Petition to Save the Mounted Patrol Fails
But Selectmen Hopeful for the Future
By Patrick Cronin
Hampton Union, Tuesday, April 13, 2010
[The following article is courtesy of the Hampton Union and Seacoast Online.]
HAMPTON -- Owners of Runnymede Farm made an unsuccessful last ditch effort to try and save the Police Department's Mounted Patrol Unit last week by handing selectmen a petition signed by 200 residents to keep the two-horse unit intact.
"We got those signatures in two days," said Lori Davenport, one of owners of the North Hampton farm that has been taking care of the unit's horses, Butch and Arrow. "If I had two weeks, we would have had a ton more. People do not want to see this unit end."
While selectmen were impressed with the number of signatures on the petition, they said at their April 6 meeting that the decision has been made to adopt the horses out and disband the unit due to budget cuts. However, the board did leave open the possibility the unit could one day be re- established by a vote of the town.
"Even without the petition, it's something that should be considered," Selectman Richard Nichols said. "One of the things that made this hard was that voters voted to save the unit five years ago."
Hampton Police Chief Jamie Sullivan said disbanding the unit was one of toughest decisions he has had to make. It became a choice between "horseshoes in the street or boots on the street."
The unit was established in 1981 by former Hampton Deputy Chief Dennis Pelletier as a way to respond to crowd control issues that had plagued Hampton Beach, including the riots of 1964.
Sullivan said the unit in the last year was more for show than active duty due to a lack of training for the horses and officers. To make the unit viable again, the chief said it would take an "infusion of dollars" the department doesn't have.
Nichols said there was talk of leaving some money in the budget to just barn and feed the horses for this year.
"But there were other issues beyond the financial aspect of it," said Nichols, who noted both officers in the unit are out on extended leave and one of the horses is nearing the end of his capability as a Mounted Patrol horse.
Selectman Richard Bateman said he is saddened to see the unit go. A special police officer with the department, Bateman was one of the officers who raised money to start the unit nearly three decades ago.
"It's been hard watching the unit slowly die over the years," he said.
He noted the unit — which once consisted of four horses — has become a shadow of what it once was.
The unit was sidelined in 2007 after all four Tennessee walking horses were found to be severely underweight at the place they were being housed. An equine specialist determined their rapid weight loss was the result of confusion over their feeding schedule.

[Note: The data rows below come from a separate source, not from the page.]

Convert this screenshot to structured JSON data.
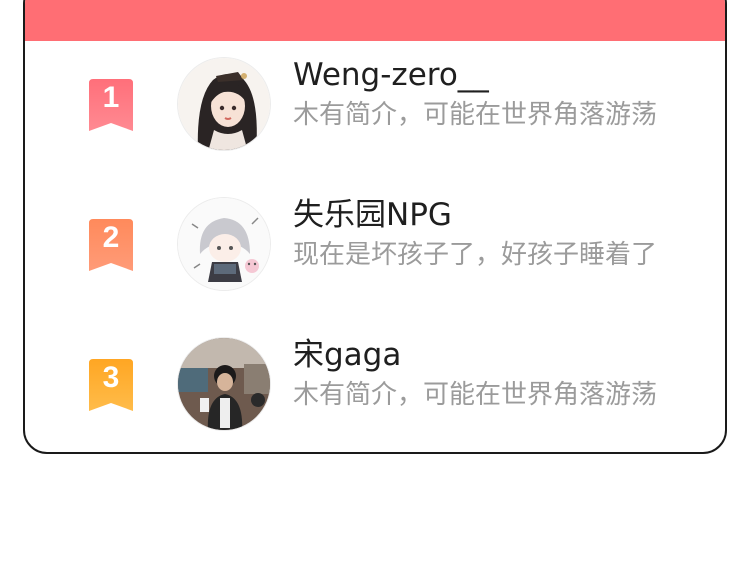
{
  "theme": {
    "header_color": "#ff6e74",
    "rank_colors": [
      "#ff6f7a",
      "#ff8a5b",
      "#ffae2a"
    ]
  },
  "leaderboard": {
    "rows": [
      {
        "rank": "1",
        "name": "Weng-zero__",
        "bio": "木有简介，可能在世界角落游荡",
        "avatar_icon": "anime-girl-avatar"
      },
      {
        "rank": "2",
        "name": "失乐园NPG",
        "bio": "现在是坏孩子了，好孩子睡着了",
        "avatar_icon": "chibi-girl-avatar"
      },
      {
        "rank": "3",
        "name": "宋gaga",
        "bio": "木有简介，可能在世界角落游荡",
        "avatar_icon": "photo-person-avatar"
      }
    ]
  }
}
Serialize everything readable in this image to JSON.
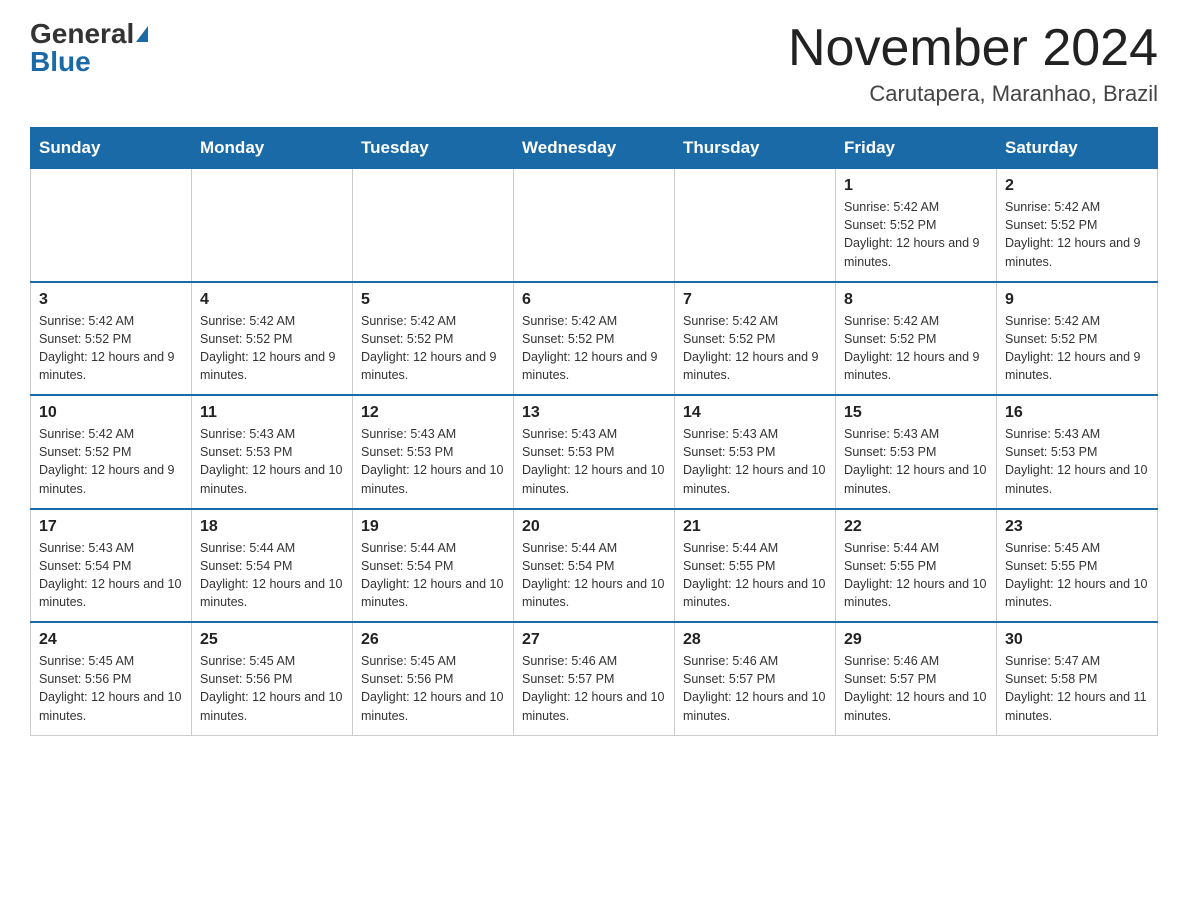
{
  "header": {
    "logo_general": "General",
    "logo_blue": "Blue",
    "month_title": "November 2024",
    "location": "Carutapera, Maranhao, Brazil"
  },
  "days_of_week": [
    "Sunday",
    "Monday",
    "Tuesday",
    "Wednesday",
    "Thursday",
    "Friday",
    "Saturday"
  ],
  "weeks": [
    [
      {
        "day": "",
        "info": ""
      },
      {
        "day": "",
        "info": ""
      },
      {
        "day": "",
        "info": ""
      },
      {
        "day": "",
        "info": ""
      },
      {
        "day": "",
        "info": ""
      },
      {
        "day": "1",
        "info": "Sunrise: 5:42 AM\nSunset: 5:52 PM\nDaylight: 12 hours and 9 minutes."
      },
      {
        "day": "2",
        "info": "Sunrise: 5:42 AM\nSunset: 5:52 PM\nDaylight: 12 hours and 9 minutes."
      }
    ],
    [
      {
        "day": "3",
        "info": "Sunrise: 5:42 AM\nSunset: 5:52 PM\nDaylight: 12 hours and 9 minutes."
      },
      {
        "day": "4",
        "info": "Sunrise: 5:42 AM\nSunset: 5:52 PM\nDaylight: 12 hours and 9 minutes."
      },
      {
        "day": "5",
        "info": "Sunrise: 5:42 AM\nSunset: 5:52 PM\nDaylight: 12 hours and 9 minutes."
      },
      {
        "day": "6",
        "info": "Sunrise: 5:42 AM\nSunset: 5:52 PM\nDaylight: 12 hours and 9 minutes."
      },
      {
        "day": "7",
        "info": "Sunrise: 5:42 AM\nSunset: 5:52 PM\nDaylight: 12 hours and 9 minutes."
      },
      {
        "day": "8",
        "info": "Sunrise: 5:42 AM\nSunset: 5:52 PM\nDaylight: 12 hours and 9 minutes."
      },
      {
        "day": "9",
        "info": "Sunrise: 5:42 AM\nSunset: 5:52 PM\nDaylight: 12 hours and 9 minutes."
      }
    ],
    [
      {
        "day": "10",
        "info": "Sunrise: 5:42 AM\nSunset: 5:52 PM\nDaylight: 12 hours and 9 minutes."
      },
      {
        "day": "11",
        "info": "Sunrise: 5:43 AM\nSunset: 5:53 PM\nDaylight: 12 hours and 10 minutes."
      },
      {
        "day": "12",
        "info": "Sunrise: 5:43 AM\nSunset: 5:53 PM\nDaylight: 12 hours and 10 minutes."
      },
      {
        "day": "13",
        "info": "Sunrise: 5:43 AM\nSunset: 5:53 PM\nDaylight: 12 hours and 10 minutes."
      },
      {
        "day": "14",
        "info": "Sunrise: 5:43 AM\nSunset: 5:53 PM\nDaylight: 12 hours and 10 minutes."
      },
      {
        "day": "15",
        "info": "Sunrise: 5:43 AM\nSunset: 5:53 PM\nDaylight: 12 hours and 10 minutes."
      },
      {
        "day": "16",
        "info": "Sunrise: 5:43 AM\nSunset: 5:53 PM\nDaylight: 12 hours and 10 minutes."
      }
    ],
    [
      {
        "day": "17",
        "info": "Sunrise: 5:43 AM\nSunset: 5:54 PM\nDaylight: 12 hours and 10 minutes."
      },
      {
        "day": "18",
        "info": "Sunrise: 5:44 AM\nSunset: 5:54 PM\nDaylight: 12 hours and 10 minutes."
      },
      {
        "day": "19",
        "info": "Sunrise: 5:44 AM\nSunset: 5:54 PM\nDaylight: 12 hours and 10 minutes."
      },
      {
        "day": "20",
        "info": "Sunrise: 5:44 AM\nSunset: 5:54 PM\nDaylight: 12 hours and 10 minutes."
      },
      {
        "day": "21",
        "info": "Sunrise: 5:44 AM\nSunset: 5:55 PM\nDaylight: 12 hours and 10 minutes."
      },
      {
        "day": "22",
        "info": "Sunrise: 5:44 AM\nSunset: 5:55 PM\nDaylight: 12 hours and 10 minutes."
      },
      {
        "day": "23",
        "info": "Sunrise: 5:45 AM\nSunset: 5:55 PM\nDaylight: 12 hours and 10 minutes."
      }
    ],
    [
      {
        "day": "24",
        "info": "Sunrise: 5:45 AM\nSunset: 5:56 PM\nDaylight: 12 hours and 10 minutes."
      },
      {
        "day": "25",
        "info": "Sunrise: 5:45 AM\nSunset: 5:56 PM\nDaylight: 12 hours and 10 minutes."
      },
      {
        "day": "26",
        "info": "Sunrise: 5:45 AM\nSunset: 5:56 PM\nDaylight: 12 hours and 10 minutes."
      },
      {
        "day": "27",
        "info": "Sunrise: 5:46 AM\nSunset: 5:57 PM\nDaylight: 12 hours and 10 minutes."
      },
      {
        "day": "28",
        "info": "Sunrise: 5:46 AM\nSunset: 5:57 PM\nDaylight: 12 hours and 10 minutes."
      },
      {
        "day": "29",
        "info": "Sunrise: 5:46 AM\nSunset: 5:57 PM\nDaylight: 12 hours and 10 minutes."
      },
      {
        "day": "30",
        "info": "Sunrise: 5:47 AM\nSunset: 5:58 PM\nDaylight: 12 hours and 11 minutes."
      }
    ]
  ]
}
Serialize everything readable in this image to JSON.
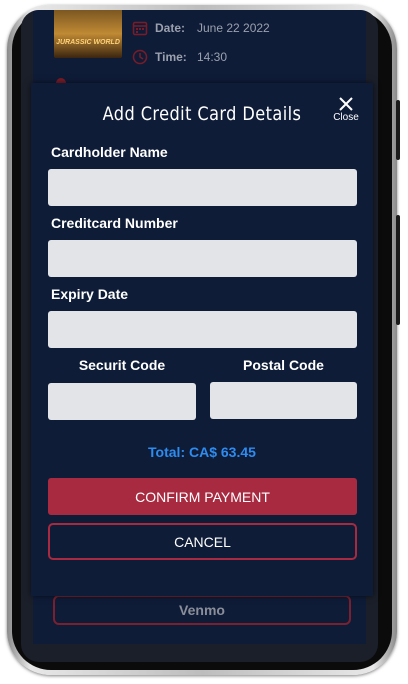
{
  "background": {
    "poster_text": "JURASSIC WORLD",
    "date_label": "Date:",
    "date_value": "June 22 2022",
    "time_label": "Time:",
    "time_value": "14:30",
    "venmo_label": "Venmo"
  },
  "modal": {
    "title": "Add Credit Card Details",
    "close_label": "Close",
    "cardholder_label": "Cardholder Name",
    "cardholder_value": "",
    "cardnumber_label": "Creditcard Number",
    "cardnumber_value": "",
    "expiry_label": "Expiry Date",
    "expiry_value": "",
    "security_label": "Securit Code",
    "security_value": "",
    "postal_label": "Postal Code",
    "postal_value": "",
    "total": "Total: CA$ 63.45",
    "confirm_label": "CONFIRM PAYMENT",
    "cancel_label": "CANCEL"
  },
  "colors": {
    "app_background": "#0f1c38",
    "accent": "#a82a40",
    "total_text": "#2d8cf0",
    "input_background": "#e3e4e8"
  },
  "icons": [
    "calendar-icon",
    "clock-icon",
    "close-icon"
  ]
}
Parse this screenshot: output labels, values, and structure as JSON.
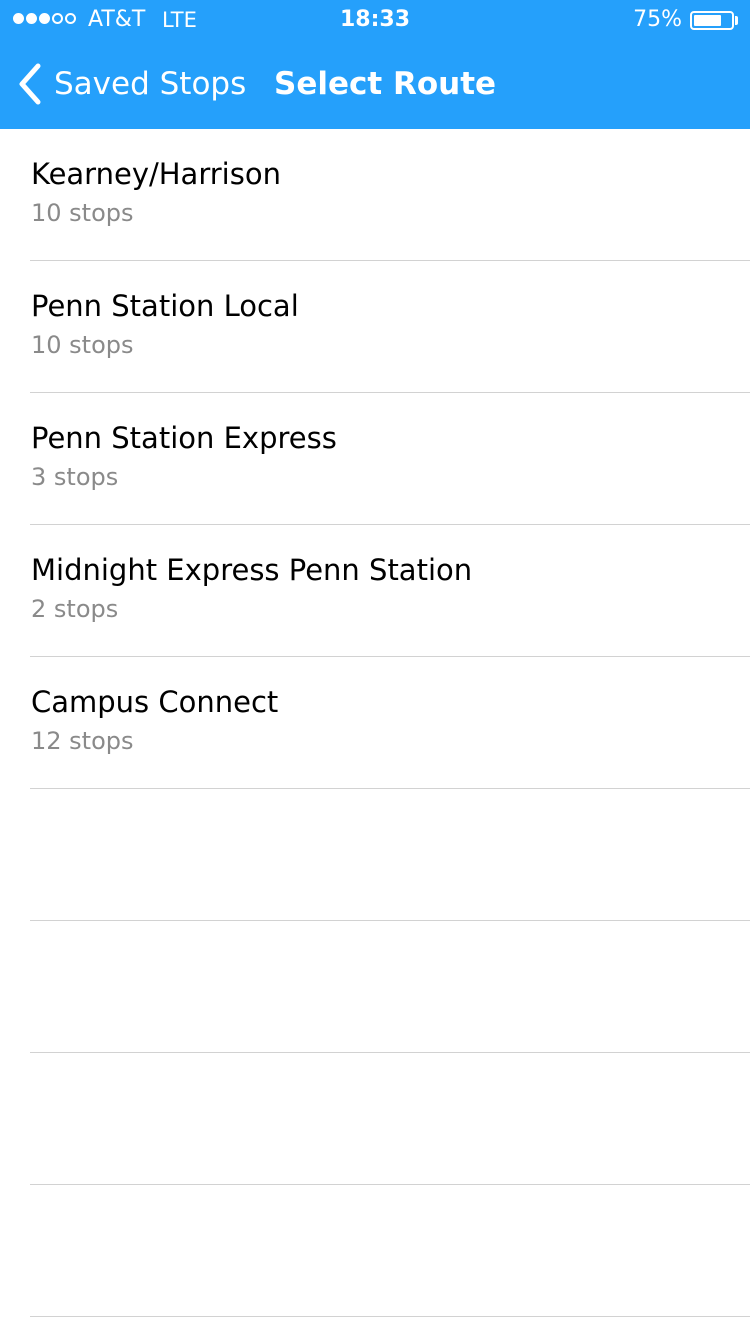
{
  "status_bar": {
    "carrier": "AT&T",
    "network": "LTE",
    "time": "18:33",
    "battery_percent": "75%",
    "battery_level": 0.75,
    "signal_bars_filled": 3,
    "signal_bars_total": 5
  },
  "nav": {
    "back_label": "Saved Stops",
    "title": "Select Route",
    "accent_color": "#25a0fb"
  },
  "routes": [
    {
      "name": "Kearney/Harrison",
      "stops": "10 stops"
    },
    {
      "name": "Penn Station Local",
      "stops": "10 stops"
    },
    {
      "name": "Penn Station Express",
      "stops": "3 stops"
    },
    {
      "name": "Midnight Express Penn Station",
      "stops": "2 stops"
    },
    {
      "name": "Campus Connect",
      "stops": "12 stops"
    }
  ],
  "empty_rows": 4,
  "icons": {
    "back": "chevron-left-icon",
    "battery": "battery-icon",
    "signal": "signal-strength-icon"
  }
}
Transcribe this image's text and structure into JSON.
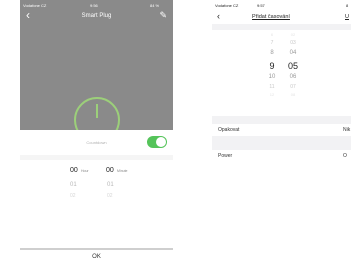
{
  "left_screen": {
    "status": {
      "carrier": "Vodafone CZ",
      "time": "9:56",
      "battery": "84 %"
    },
    "nav": {
      "title": "Smart Plug"
    },
    "countdown": {
      "label": "Countdown",
      "enabled": true
    },
    "picker": {
      "hour_value": "00",
      "hour_unit": "Hour",
      "minute_value": "00",
      "minute_unit": "Minute",
      "hour_next": "01",
      "minute_next": "01",
      "hour_next2": "02",
      "minute_next2": "02"
    },
    "ok_label": "OK",
    "colors": {
      "toggle": "#55c45a",
      "overlay": "#8a8a8a",
      "power": "#9ccf7a"
    }
  },
  "right_screen": {
    "status": {
      "carrier": "Vodafone CZ",
      "time": "9:57",
      "battery": "8"
    },
    "nav": {
      "title": "Přidat časování",
      "save": "U"
    },
    "picker": {
      "hours": [
        "6",
        "7",
        "8",
        "9",
        "10",
        "11",
        "12"
      ],
      "minutes": [
        "02",
        "03",
        "04",
        "05",
        "06",
        "07",
        "08"
      ],
      "selected_hour": "9",
      "selected_minute": "05"
    },
    "repeat": {
      "label": "Opakovat",
      "value": "Nik"
    },
    "power": {
      "label": "Power",
      "value": "O"
    }
  }
}
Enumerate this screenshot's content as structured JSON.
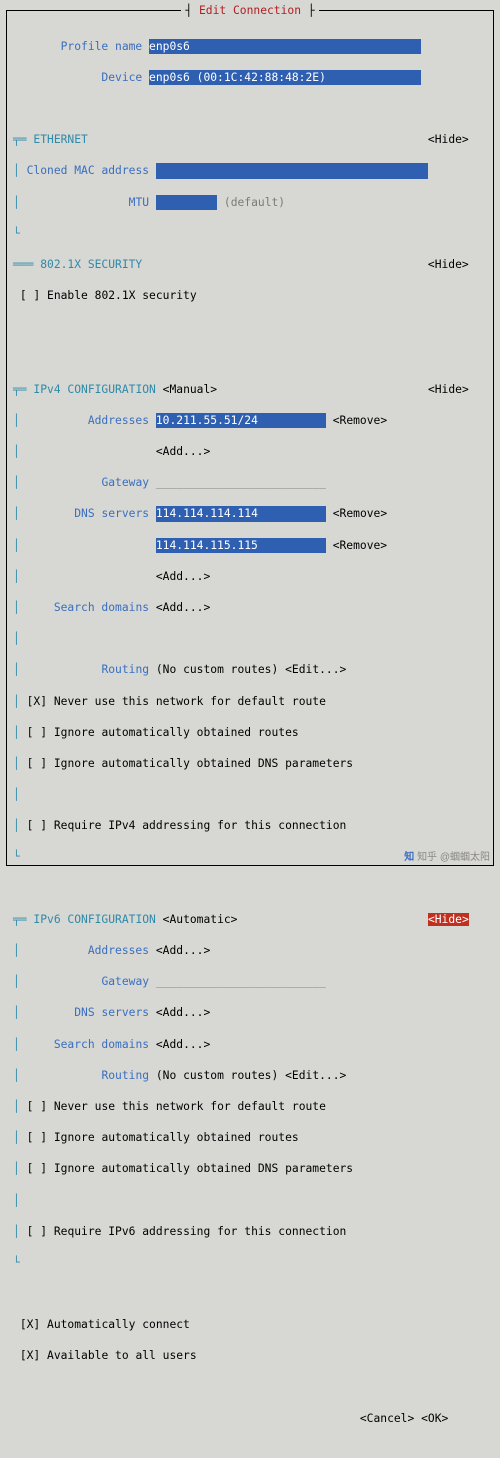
{
  "title": "Edit Connection",
  "labels": {
    "profile_name": "Profile name",
    "device": "Device",
    "ethernet": "ETHERNET",
    "cloned_mac": "Cloned MAC address",
    "mtu": "MTU",
    "sec8021x": "802.1X SECURITY",
    "enable_8021x": "Enable 802.1X security",
    "ipv4": "IPv4 CONFIGURATION",
    "ipv6": "IPv6 CONFIGURATION",
    "addresses": "Addresses",
    "gateway": "Gateway",
    "dns": "DNS servers",
    "search_domains": "Search domains",
    "routing": "Routing",
    "no_routes": "(No custom routes)",
    "edit": "<Edit...>",
    "add": "<Add...>",
    "remove": "<Remove>",
    "hide": "<Hide>",
    "manual": "<Manual>",
    "automatic": "<Automatic>",
    "never_default": "Never use this network for default route",
    "ignore_routes": "Ignore automatically obtained routes",
    "ignore_dns": "Ignore automatically obtained DNS parameters",
    "require_ipv4": "Require IPv4 addressing for this connection",
    "require_ipv6": "Require IPv6 addressing for this connection",
    "auto_connect": "Automatically connect",
    "avail_all": "Available to all users",
    "cancel": "<Cancel>",
    "ok": "<OK>",
    "mtu_default": "(default)"
  },
  "values": {
    "profile_name": "enp0s6",
    "device": "enp0s6 (00:1C:42:88:48:2E)",
    "mtu": "",
    "ipv4_addr": "10.211.55.51/24",
    "dns1": "114.114.114.114",
    "dns2": "114.114.115.115"
  },
  "checks": {
    "x8021x": "[ ]",
    "v4_never": "[X]",
    "v4_ign_routes": "[ ]",
    "v4_ign_dns": "[ ]",
    "v4_require": "[ ]",
    "v6_never": "[ ]",
    "v6_ign_routes": "[ ]",
    "v6_ign_dns": "[ ]",
    "v6_require": "[ ]",
    "auto_connect": "[X]",
    "avail_all": "[X]"
  },
  "watermark": "知乎 @蝈蝈太阳"
}
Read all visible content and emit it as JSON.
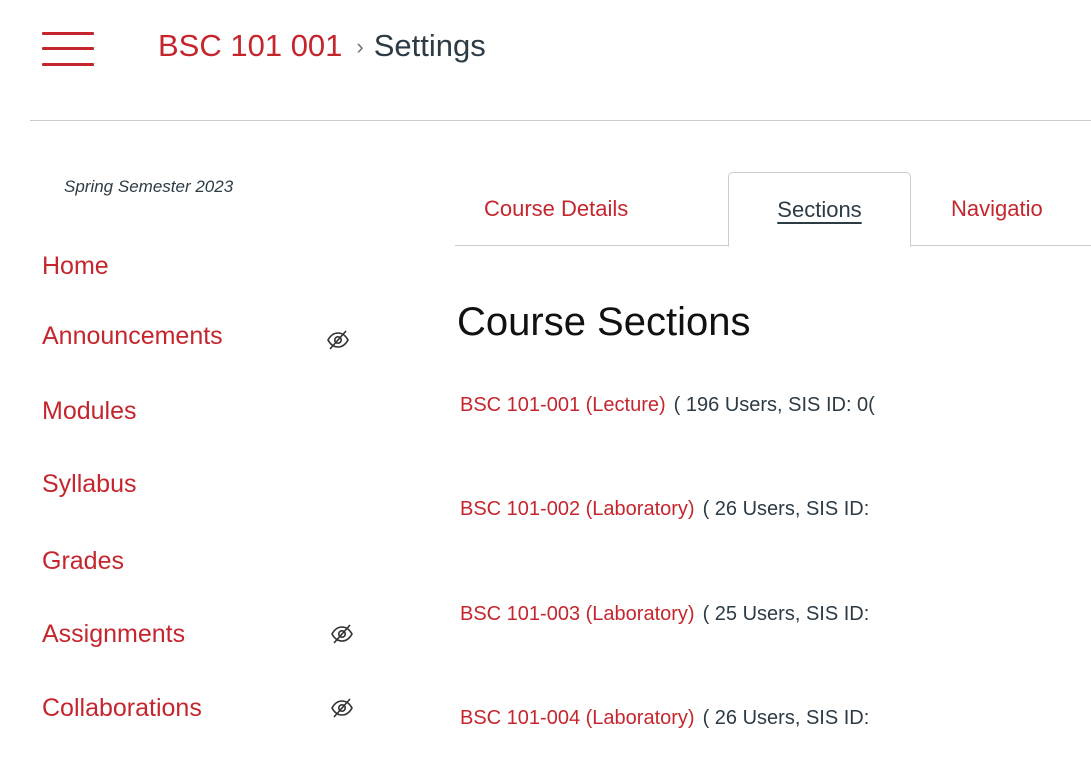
{
  "header": {
    "course_link": "BSC 101 001",
    "separator": "›",
    "current_page": "Settings"
  },
  "sidebar": {
    "term": "Spring Semester 2023",
    "items": [
      {
        "label": "Home",
        "hidden": false
      },
      {
        "label": "Announcements",
        "hidden": true
      },
      {
        "label": "Modules",
        "hidden": false
      },
      {
        "label": "Syllabus",
        "hidden": false
      },
      {
        "label": "Grades",
        "hidden": false
      },
      {
        "label": "Assignments",
        "hidden": true
      },
      {
        "label": "Collaborations",
        "hidden": true
      }
    ]
  },
  "tabs": [
    {
      "label": "Course Details",
      "active": false
    },
    {
      "label": "Sections",
      "active": true
    },
    {
      "label": "Navigatio",
      "active": false
    }
  ],
  "main": {
    "title": "Course Sections",
    "sections": [
      {
        "name": "BSC 101-001 (Lecture)",
        "meta": "( 196 Users, SIS ID: 0("
      },
      {
        "name": "BSC 101-002 (Laboratory)",
        "meta": "( 26 Users, SIS ID:"
      },
      {
        "name": "BSC 101-003 (Laboratory)",
        "meta": "( 25 Users, SIS ID:"
      },
      {
        "name": "BSC 101-004 (Laboratory)",
        "meta": "( 26 Users, SIS ID:"
      }
    ]
  },
  "colors": {
    "accent": "#c5262e",
    "text": "#2d3b45",
    "border": "#c7cdd1"
  },
  "icons": {
    "menu": "hamburger-menu-icon",
    "hidden": "eye-slash-icon"
  }
}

The same year, the unit dwindled to two after two horses, Buddy and Blaze, were retired because of their ages and were not replaced due to budget constraints.
Sullivan said he will keep the unit's equipment in case selectmen want to reinstate the unit in the future.
Bateman said he would be one of the first to support a petition warrant article next year to re-establish the unit.
"I am absolutely positive that if this was left to the people of Hampton to decide, the unit will be re- established and reinvigorated next year."
Bateman said there is no better tool for crowd control at the beach than a horse.
"I look at is as an individual who has utilized the unit to break up brawls and fights and have seen how effective it is," he said. "Others look at the numbers and if it's cost effective. For the times that it stopped things dead in it tracks, the unit has more than paid for itself."
Davenport said she hopes the unit is resurrected.
"The town is losing the Mounted Patrol unit but we are losing two horses that have become a part of our family," Davenport said. "We want them to stay. They're good boys."